- WHAT TO WORK ON -
Every line of the material below in which "label" shows up is to be located and copied.

Segment Start: RECORDS SHOWN

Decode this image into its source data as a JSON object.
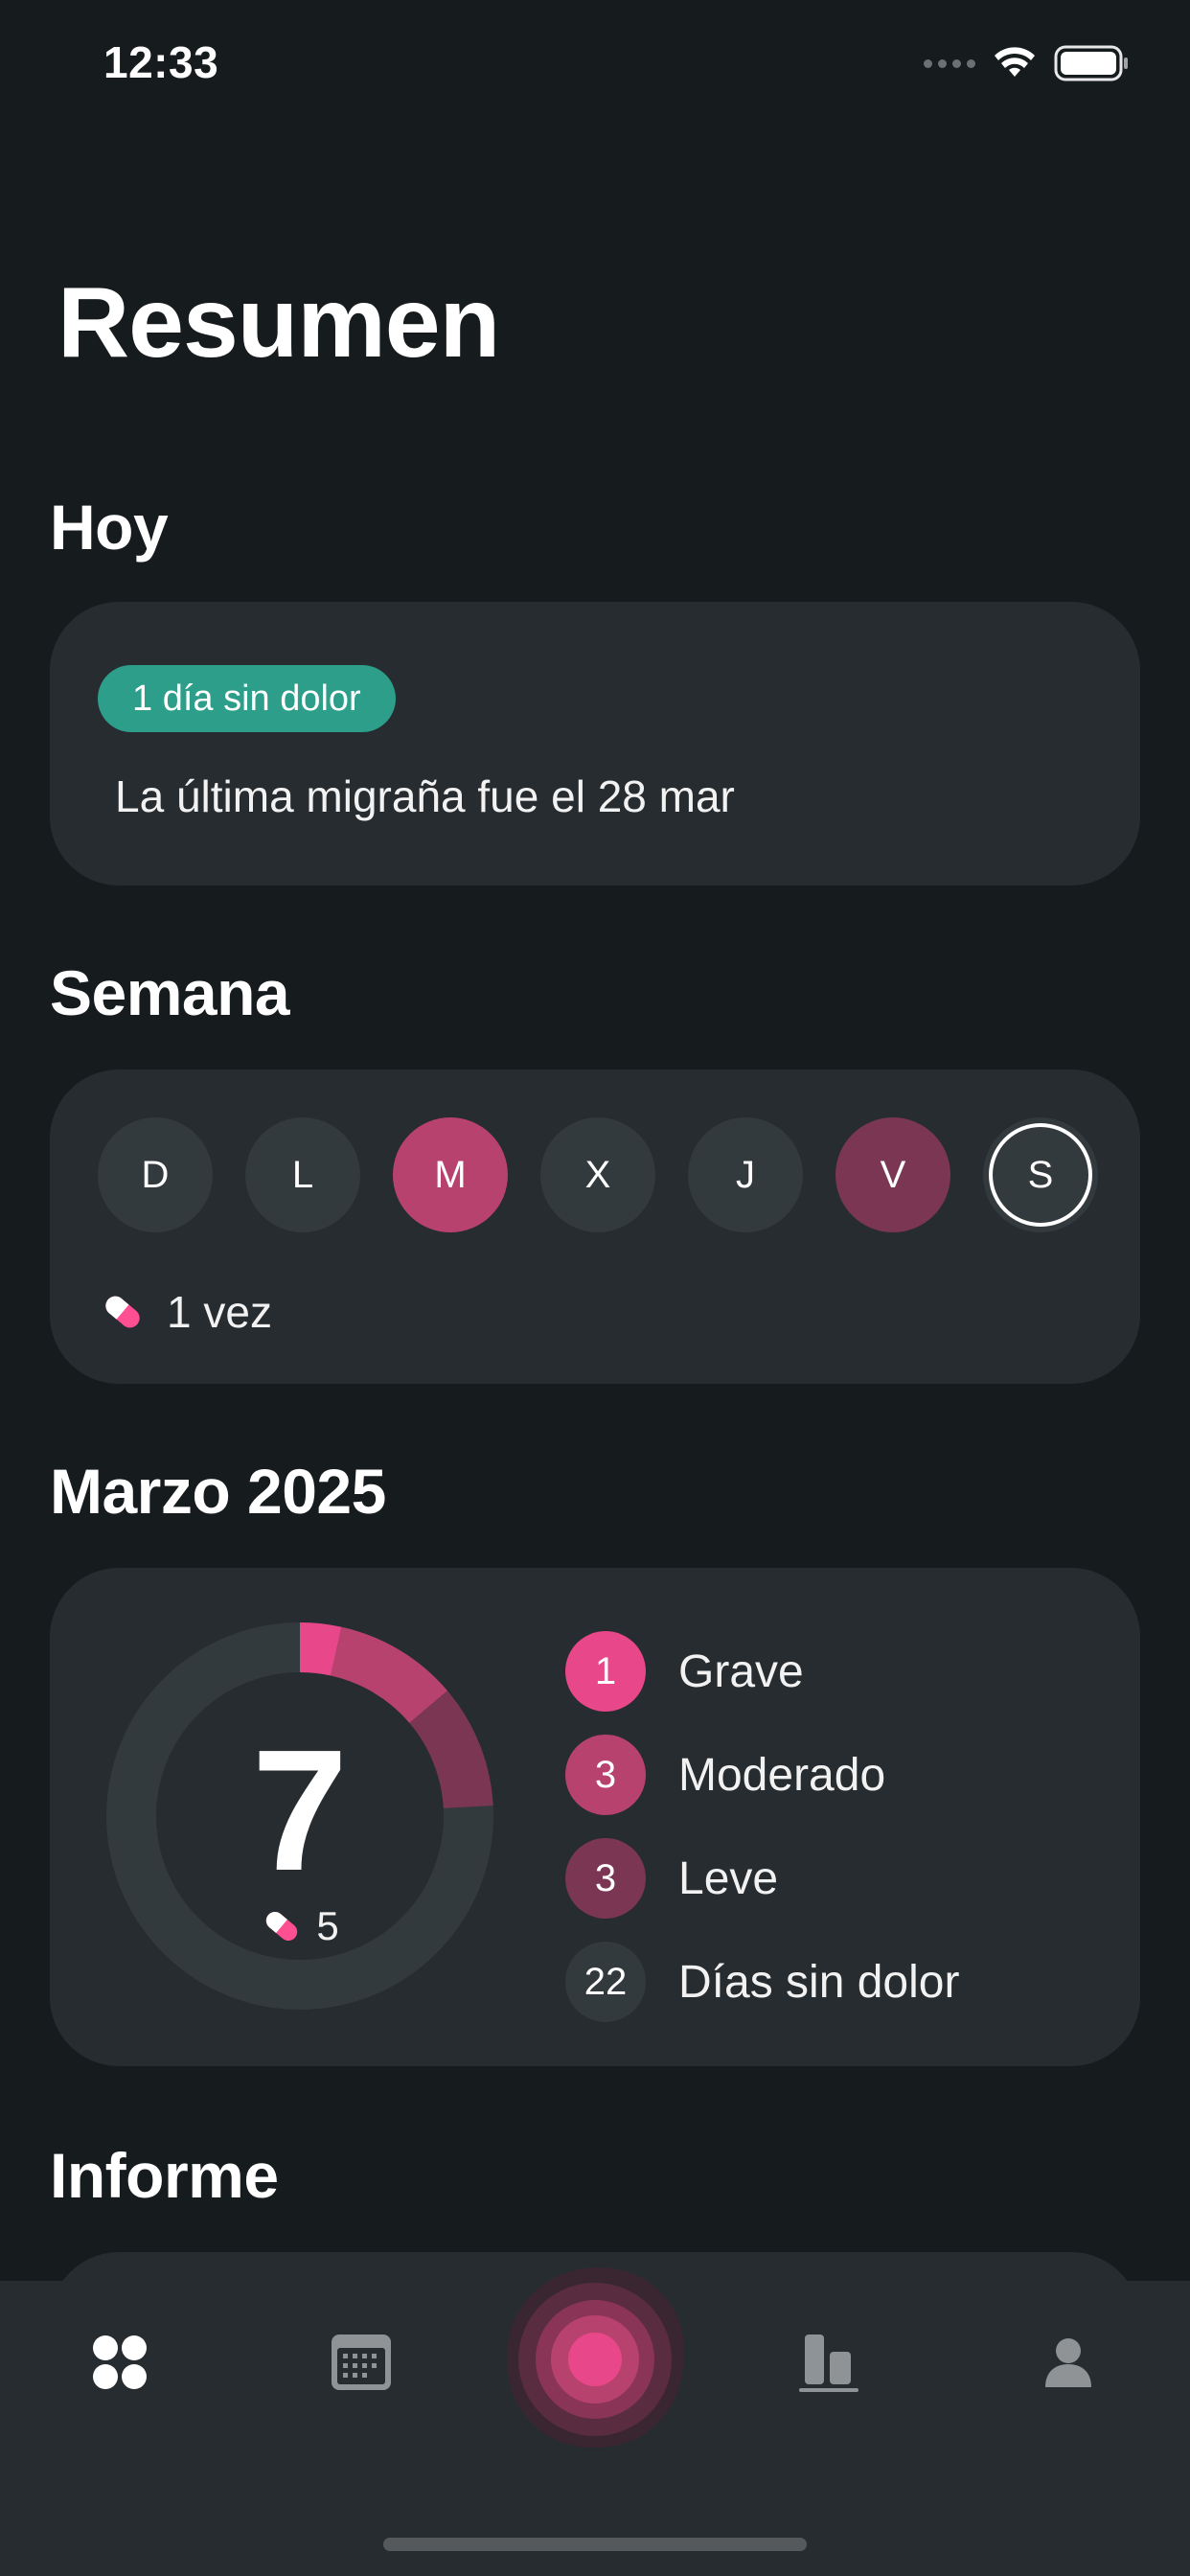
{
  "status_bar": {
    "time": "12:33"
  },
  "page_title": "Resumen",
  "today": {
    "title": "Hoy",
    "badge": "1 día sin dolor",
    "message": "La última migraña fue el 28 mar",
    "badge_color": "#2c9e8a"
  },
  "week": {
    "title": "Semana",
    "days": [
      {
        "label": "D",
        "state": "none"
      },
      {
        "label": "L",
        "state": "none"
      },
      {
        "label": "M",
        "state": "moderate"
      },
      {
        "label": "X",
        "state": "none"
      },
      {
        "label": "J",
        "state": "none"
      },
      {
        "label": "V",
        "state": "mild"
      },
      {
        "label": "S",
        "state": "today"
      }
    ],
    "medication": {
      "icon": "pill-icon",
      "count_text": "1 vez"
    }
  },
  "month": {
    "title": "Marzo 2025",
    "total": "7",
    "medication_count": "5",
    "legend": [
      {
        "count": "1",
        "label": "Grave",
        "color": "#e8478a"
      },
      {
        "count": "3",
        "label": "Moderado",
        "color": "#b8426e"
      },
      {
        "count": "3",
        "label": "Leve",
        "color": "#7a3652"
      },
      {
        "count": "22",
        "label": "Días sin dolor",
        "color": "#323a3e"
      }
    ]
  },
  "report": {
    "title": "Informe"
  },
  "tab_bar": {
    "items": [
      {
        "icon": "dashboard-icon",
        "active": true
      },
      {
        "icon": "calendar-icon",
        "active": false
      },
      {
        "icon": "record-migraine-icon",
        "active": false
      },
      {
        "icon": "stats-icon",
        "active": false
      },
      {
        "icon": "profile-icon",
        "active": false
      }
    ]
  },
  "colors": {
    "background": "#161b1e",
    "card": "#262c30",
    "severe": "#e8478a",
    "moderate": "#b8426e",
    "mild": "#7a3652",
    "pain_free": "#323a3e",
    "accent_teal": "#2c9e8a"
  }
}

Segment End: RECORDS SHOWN

- ANSWER FOR THIS EXERCISE -
        "label": "D",
        "label": "L",
        "label": "M",
        "label": "X",
        "label": "J",
        "label": "V",
        "label": "S",
        "label": "Grave",
        "label": "Moderado",
        "label": "Leve",
        "label": "Días sin dolor",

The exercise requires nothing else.